Your task
The word "this" may appear in some lines of the data; copy every such line.
*** Opening Records supplied ***
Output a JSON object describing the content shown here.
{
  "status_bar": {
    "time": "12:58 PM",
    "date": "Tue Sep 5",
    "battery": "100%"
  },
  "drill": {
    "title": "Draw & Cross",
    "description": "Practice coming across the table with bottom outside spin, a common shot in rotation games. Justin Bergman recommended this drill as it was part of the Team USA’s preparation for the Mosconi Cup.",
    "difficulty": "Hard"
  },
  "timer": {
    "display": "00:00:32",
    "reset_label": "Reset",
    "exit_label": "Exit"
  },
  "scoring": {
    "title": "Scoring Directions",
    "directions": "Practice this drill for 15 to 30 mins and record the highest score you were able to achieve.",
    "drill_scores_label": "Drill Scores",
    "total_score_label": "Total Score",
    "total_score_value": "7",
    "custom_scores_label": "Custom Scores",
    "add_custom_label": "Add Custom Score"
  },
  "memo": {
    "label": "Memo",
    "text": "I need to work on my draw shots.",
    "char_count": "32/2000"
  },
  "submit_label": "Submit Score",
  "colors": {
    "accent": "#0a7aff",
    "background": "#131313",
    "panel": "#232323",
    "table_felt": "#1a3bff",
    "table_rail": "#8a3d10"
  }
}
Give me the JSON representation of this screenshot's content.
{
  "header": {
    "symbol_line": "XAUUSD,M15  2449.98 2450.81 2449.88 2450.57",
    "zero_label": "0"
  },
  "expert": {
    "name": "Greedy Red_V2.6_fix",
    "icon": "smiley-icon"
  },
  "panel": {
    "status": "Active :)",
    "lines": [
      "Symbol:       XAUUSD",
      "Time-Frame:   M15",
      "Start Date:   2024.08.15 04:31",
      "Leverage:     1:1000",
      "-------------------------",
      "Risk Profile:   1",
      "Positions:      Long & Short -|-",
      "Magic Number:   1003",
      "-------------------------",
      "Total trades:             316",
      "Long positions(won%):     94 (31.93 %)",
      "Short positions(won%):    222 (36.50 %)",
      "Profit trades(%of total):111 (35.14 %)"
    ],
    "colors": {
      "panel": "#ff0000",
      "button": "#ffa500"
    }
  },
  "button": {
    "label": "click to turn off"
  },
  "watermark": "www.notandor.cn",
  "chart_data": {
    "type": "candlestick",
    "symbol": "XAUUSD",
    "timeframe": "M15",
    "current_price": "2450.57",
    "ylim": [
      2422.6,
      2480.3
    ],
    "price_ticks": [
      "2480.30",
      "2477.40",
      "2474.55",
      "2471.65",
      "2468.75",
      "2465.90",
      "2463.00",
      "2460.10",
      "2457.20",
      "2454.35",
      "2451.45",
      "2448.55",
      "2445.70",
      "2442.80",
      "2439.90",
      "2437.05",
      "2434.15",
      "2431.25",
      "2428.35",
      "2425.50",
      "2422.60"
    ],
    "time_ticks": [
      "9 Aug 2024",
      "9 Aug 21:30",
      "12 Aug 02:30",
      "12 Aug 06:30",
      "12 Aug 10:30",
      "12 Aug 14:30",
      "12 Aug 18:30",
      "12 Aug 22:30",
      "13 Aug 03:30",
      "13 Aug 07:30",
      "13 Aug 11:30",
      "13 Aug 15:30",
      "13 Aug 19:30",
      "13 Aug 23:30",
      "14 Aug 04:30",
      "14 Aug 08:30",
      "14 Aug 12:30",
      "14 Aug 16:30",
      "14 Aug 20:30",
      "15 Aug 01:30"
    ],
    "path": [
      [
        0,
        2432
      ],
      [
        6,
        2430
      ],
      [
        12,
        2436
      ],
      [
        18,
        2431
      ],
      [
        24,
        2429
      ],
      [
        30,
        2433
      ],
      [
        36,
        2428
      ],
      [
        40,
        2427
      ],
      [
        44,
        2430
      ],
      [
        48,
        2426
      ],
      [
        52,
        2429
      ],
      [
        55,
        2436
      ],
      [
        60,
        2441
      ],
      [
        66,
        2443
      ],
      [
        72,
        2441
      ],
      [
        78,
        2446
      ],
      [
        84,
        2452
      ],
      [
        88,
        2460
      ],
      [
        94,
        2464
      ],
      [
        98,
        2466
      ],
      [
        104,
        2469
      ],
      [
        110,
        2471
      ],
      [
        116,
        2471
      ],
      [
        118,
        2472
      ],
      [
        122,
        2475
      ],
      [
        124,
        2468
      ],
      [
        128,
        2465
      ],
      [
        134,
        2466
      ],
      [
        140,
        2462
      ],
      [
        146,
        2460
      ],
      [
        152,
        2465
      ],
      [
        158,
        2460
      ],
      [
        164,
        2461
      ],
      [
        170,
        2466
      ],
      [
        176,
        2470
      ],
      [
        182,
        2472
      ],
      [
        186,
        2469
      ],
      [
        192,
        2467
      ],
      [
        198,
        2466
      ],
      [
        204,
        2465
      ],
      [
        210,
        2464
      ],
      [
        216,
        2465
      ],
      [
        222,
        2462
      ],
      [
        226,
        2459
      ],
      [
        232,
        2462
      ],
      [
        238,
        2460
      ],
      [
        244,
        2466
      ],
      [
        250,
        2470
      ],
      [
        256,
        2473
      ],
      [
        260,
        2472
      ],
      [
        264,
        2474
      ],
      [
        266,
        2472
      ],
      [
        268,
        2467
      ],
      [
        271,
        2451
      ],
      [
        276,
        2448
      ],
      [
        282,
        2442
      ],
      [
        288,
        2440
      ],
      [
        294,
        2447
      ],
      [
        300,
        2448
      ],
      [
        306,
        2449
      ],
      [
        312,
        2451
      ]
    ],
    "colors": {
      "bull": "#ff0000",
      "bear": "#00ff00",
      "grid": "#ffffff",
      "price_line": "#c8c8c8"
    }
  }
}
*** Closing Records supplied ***
Answer section
    "description": "Practice coming across the table with bottom outside spin, a common shot in rotation games. Justin Bergman recommended this drill as it was part of the Team USA’s preparation for the Mosconi Cup.",
    "directions": "Practice this drill for 15 to 30 mins and record the highest score you were able to achieve.",
Give me the JSON representation of this screenshot's content.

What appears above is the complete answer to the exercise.